TASK TO COMPLETE:
Please give the data again in full, exactly as it reads.

EXTRACTED RECORDS:

☆ ☆ ☆ ☆

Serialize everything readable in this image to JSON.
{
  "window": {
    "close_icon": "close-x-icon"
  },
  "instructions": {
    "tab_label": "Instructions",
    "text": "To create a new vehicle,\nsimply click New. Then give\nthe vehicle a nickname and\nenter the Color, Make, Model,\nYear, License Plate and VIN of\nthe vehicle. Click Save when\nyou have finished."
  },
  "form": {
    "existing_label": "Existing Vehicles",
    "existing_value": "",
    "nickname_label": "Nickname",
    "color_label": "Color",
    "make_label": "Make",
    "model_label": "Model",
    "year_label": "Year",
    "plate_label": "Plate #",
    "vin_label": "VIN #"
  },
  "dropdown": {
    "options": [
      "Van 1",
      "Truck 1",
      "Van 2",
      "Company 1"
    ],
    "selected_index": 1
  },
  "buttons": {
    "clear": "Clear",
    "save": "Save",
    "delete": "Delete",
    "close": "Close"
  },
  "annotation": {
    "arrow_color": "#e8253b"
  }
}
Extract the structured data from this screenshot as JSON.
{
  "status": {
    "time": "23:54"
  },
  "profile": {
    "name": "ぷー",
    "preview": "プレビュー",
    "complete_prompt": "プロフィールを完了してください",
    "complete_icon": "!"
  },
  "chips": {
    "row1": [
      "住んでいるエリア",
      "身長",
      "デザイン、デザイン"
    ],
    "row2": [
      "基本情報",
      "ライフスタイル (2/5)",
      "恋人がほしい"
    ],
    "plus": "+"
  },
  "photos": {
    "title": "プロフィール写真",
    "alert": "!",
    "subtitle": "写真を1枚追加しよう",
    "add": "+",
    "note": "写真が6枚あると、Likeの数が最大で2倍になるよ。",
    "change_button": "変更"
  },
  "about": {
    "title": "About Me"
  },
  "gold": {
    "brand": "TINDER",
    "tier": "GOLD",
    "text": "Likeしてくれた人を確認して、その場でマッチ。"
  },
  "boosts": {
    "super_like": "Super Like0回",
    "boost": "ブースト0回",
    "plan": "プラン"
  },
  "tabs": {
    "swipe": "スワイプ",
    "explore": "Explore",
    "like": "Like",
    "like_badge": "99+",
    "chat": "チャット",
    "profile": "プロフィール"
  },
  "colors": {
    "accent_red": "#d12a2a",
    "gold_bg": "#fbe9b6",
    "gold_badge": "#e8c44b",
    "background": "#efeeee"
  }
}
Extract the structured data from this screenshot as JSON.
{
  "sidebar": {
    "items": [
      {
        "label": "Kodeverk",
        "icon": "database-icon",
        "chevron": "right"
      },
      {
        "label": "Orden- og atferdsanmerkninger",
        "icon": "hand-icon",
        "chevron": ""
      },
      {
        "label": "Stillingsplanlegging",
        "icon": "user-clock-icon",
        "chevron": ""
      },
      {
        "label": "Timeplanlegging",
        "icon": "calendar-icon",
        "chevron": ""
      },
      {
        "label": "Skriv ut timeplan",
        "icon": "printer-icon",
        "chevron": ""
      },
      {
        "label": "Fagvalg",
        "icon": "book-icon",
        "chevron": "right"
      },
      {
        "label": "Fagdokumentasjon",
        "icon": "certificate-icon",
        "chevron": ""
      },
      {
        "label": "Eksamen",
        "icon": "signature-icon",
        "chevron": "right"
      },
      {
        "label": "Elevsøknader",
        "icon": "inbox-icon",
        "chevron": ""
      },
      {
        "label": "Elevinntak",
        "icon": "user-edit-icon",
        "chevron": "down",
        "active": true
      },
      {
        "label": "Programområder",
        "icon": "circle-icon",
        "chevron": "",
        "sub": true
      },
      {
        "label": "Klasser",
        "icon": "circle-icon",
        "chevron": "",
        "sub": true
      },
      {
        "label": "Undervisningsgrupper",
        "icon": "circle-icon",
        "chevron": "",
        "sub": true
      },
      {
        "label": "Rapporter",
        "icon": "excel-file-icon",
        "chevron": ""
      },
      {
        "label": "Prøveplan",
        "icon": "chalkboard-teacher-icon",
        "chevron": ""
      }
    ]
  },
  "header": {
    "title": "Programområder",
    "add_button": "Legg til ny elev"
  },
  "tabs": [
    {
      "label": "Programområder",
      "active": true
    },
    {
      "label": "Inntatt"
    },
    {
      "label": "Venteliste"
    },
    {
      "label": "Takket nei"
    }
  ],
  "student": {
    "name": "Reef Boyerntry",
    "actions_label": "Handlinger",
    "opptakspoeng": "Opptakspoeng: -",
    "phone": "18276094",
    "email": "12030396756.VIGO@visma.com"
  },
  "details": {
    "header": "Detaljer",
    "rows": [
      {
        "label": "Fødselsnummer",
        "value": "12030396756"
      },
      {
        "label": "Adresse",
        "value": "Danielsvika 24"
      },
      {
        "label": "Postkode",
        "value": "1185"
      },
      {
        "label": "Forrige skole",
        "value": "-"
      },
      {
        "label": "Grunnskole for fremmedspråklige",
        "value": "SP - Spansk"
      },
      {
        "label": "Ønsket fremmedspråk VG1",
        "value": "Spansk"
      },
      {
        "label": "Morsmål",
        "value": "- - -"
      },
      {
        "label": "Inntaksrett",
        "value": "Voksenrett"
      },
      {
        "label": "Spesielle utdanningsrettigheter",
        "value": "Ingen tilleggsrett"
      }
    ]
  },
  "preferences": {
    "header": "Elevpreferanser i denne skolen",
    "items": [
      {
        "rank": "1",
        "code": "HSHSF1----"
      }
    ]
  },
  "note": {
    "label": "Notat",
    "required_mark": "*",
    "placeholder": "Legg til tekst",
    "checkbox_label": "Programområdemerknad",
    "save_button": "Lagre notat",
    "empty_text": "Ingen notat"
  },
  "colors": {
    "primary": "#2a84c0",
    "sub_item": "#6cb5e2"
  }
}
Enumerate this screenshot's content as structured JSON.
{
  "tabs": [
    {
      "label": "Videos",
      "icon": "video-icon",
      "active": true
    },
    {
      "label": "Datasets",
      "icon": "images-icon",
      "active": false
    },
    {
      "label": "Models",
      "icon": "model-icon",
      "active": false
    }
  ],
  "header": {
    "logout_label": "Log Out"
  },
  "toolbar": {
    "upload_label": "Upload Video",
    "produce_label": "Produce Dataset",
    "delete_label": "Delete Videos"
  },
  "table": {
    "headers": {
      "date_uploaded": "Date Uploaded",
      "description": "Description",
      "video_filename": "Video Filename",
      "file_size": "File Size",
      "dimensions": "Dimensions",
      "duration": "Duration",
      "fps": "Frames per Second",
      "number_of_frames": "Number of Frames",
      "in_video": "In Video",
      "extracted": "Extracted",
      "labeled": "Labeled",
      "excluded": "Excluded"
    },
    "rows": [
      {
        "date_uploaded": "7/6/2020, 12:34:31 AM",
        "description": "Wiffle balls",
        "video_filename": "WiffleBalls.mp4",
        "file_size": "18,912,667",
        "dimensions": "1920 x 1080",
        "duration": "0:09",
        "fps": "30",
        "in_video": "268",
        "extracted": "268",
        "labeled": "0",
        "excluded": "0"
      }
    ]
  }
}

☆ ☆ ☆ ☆

ANSWER BOX:
Serialize everything readable in this image to JSON.
{
  "window": {
    "close_icon": "close-x-icon"
  },
  "instructions": {
    "tab_label": "Instructions",
    "text": "To create a new vehicle,\nsimply click New. Then give\nthe vehicle a nickname and\nenter the Color, Make, Model,\nYear, License Plate and VIN of\nthe vehicle. Click Save when\nyou have finished."
  },
  "form": {
    "existing_label": "Existing Vehicles",
    "existing_value": "",
    "nickname_label": "Nickname",
    "color_label": "Color",
    "make_label": "Make",
    "model_label": "Model",
    "year_label": "Year",
    "plate_label": "Plate #",
    "vin_label": "VIN #"
  },
  "dropdown": {
    "options": [
      "Van 1",
      "Truck 1",
      "Van 2",
      "Company 1"
    ],
    "selected_index": 1
  },
  "buttons": {
    "clear": "Clear",
    "save": "Save",
    "delete": "Delete",
    "close": "Close"
  },
  "annotation": {
    "arrow_color": "#e8253b"
  }
}
Extract the structured data from this screenshot as JSON.
{
  "status": {
    "time": "23:54"
  },
  "profile": {
    "name": "ぷー",
    "preview": "プレビュー",
    "complete_prompt": "プロフィールを完了してください",
    "complete_icon": "!"
  },
  "chips": {
    "row1": [
      "住んでいるエリア",
      "身長",
      "デザイン、デザイン"
    ],
    "row2": [
      "基本情報",
      "ライフスタイル (2/5)",
      "恋人がほしい"
    ],
    "plus": "+"
  },
  "photos": {
    "title": "プロフィール写真",
    "alert": "!",
    "subtitle": "写真を1枚追加しよう",
    "add": "+",
    "note": "写真が6枚あると、Likeの数が最大で2倍になるよ。",
    "change_button": "変更"
  },
  "about": {
    "title": "About Me"
  },
  "gold": {
    "brand": "TINDER",
    "tier": "GOLD",
    "text": "Likeしてくれた人を確認して、その場でマッチ。"
  },
  "boosts": {
    "super_like": "Super Like0回",
    "boost": "ブースト0回",
    "plan": "プラン"
  },
  "tabs": {
    "swipe": "スワイプ",
    "explore": "Explore",
    "like": "Like",
    "like_badge": "99+",
    "chat": "チャット",
    "profile": "プロフィール"
  },
  "colors": {
    "accent_red": "#d12a2a",
    "gold_bg": "#fbe9b6",
    "gold_badge": "#e8c44b",
    "background": "#efeeee"
  }
}
Extract the structured data from this screenshot as JSON.
{
  "sidebar": {
    "items": [
      {
        "label": "Kodeverk",
        "icon": "database-icon",
        "chevron": "right"
      },
      {
        "label": "Orden- og atferdsanmerkninger",
        "icon": "hand-icon",
        "chevron": ""
      },
      {
        "label": "Stillingsplanlegging",
        "icon": "user-clock-icon",
        "chevron": ""
      },
      {
        "label": "Timeplanlegging",
        "icon": "calendar-icon",
        "chevron": ""
      },
      {
        "label": "Skriv ut timeplan",
        "icon": "printer-icon",
        "chevron": ""
      },
      {
        "label": "Fagvalg",
        "icon": "book-icon",
        "chevron": "right"
      },
      {
        "label": "Fagdokumentasjon",
        "icon": "certificate-icon",
        "chevron": ""
      },
      {
        "label": "Eksamen",
        "icon": "signature-icon",
        "chevron": "right"
      },
      {
        "label": "Elevsøknader",
        "icon": "inbox-icon",
        "chevron": ""
      },
      {
        "label": "Elevinntak",
        "icon": "user-edit-icon",
        "chevron": "down",
        "active": true
      },
      {
        "label": "Programområder",
        "icon": "circle-icon",
        "chevron": "",
        "sub": true
      },
      {
        "label": "Klasser",
        "icon": "circle-icon",
        "chevron": "",
        "sub": true
      },
      {
        "label": "Undervisningsgrupper",
        "icon": "circle-icon",
        "chevron": "",
        "sub": true
      },
      {
        "label": "Rapporter",
        "icon": "excel-file-icon",
        "chevron": ""
      },
      {
        "label": "Prøveplan",
        "icon": "chalkboard-teacher-icon",
        "chevron": ""
      }
    ]
  },
  "header": {
    "title": "Programområder",
    "add_button": "Legg til ny elev"
  },
  "tabs": [
    {
      "label": "Programområder",
      "active": true
    },
    {
      "label": "Inntatt"
    },
    {
      "label": "Venteliste"
    },
    {
      "label": "Takket nei"
    }
  ],
  "student": {
    "name": "Reef Boyerntry",
    "actions_label": "Handlinger",
    "opptakspoeng": "Opptakspoeng: -",
    "phone": "18276094",
    "email": "12030396756.VIGO@visma.com"
  },
  "details": {
    "header": "Detaljer",
    "rows": [
      {
        "label": "Fødselsnummer",
        "value": "12030396756"
      },
      {
        "label": "Adresse",
        "value": "Danielsvika 24"
      },
      {
        "label": "Postkode",
        "value": "1185"
      },
      {
        "label": "Forrige skole",
        "value": "-"
      },
      {
        "label": "Grunnskole for fremmedspråklige",
        "value": "SP - Spansk"
      },
      {
        "label": "Ønsket fremmedspråk VG1",
        "value": "Spansk"
      },
      {
        "label": "Morsmål",
        "value": "- - -"
      },
      {
        "label": "Inntaksrett",
        "value": "Voksenrett"
      },
      {
        "label": "Spesielle utdanningsrettigheter",
        "value": "Ingen tilleggsrett"
      }
    ]
  },
  "preferences": {
    "header": "Elevpreferanser i denne skolen",
    "items": [
      {
        "rank": "1",
        "code": "HSHSF1----"
      }
    ]
  },
  "note": {
    "label": "Notat",
    "required_mark": "*",
    "placeholder": "Legg til tekst",
    "checkbox_label": "Programområdemerknad",
    "save_button": "Lagre notat",
    "empty_text": "Ingen notat"
  },
  "colors": {
    "primary": "#2a84c0",
    "sub_item": "#6cb5e2"
  }
}
Enumerate this screenshot's content as structured JSON.
{
  "tabs": [
    {
      "label": "Videos",
      "icon": "video-icon",
      "active": true
    },
    {
      "label": "Datasets",
      "icon": "images-icon",
      "active": false
    },
    {
      "label": "Models",
      "icon": "model-icon",
      "active": false
    }
  ],
  "header": {
    "logout_label": "Log Out"
  },
  "toolbar": {
    "upload_label": "Upload Video",
    "produce_label": "Produce Dataset",
    "delete_label": "Delete Videos"
  },
  "table": {
    "headers": {
      "date_uploaded": "Date Uploaded",
      "description": "Description",
      "video_filename": "Video Filename",
      "file_size": "File Size",
      "dimensions": "Dimensions",
      "duration": "Duration",
      "fps": "Frames per Second",
      "number_of_frames": "Number of Frames",
      "in_video": "In Video",
      "extracted": "Extracted",
      "labeled": "Labeled",
      "excluded": "Excluded"
    },
    "rows": [
      {
        "date_uploaded": "7/6/2020, 12:34:31 AM",
        "description": "Wiffle balls",
        "video_filename": "WiffleBalls.mp4",
        "file_size": "18,912,667",
        "dimensions": "1920 x 1080",
        "duration": "0:09",
        "fps": "30",
        "in_video": "268",
        "extracted": "268",
        "labeled": "0",
        "excluded": "0"
      }
    ]
  }
}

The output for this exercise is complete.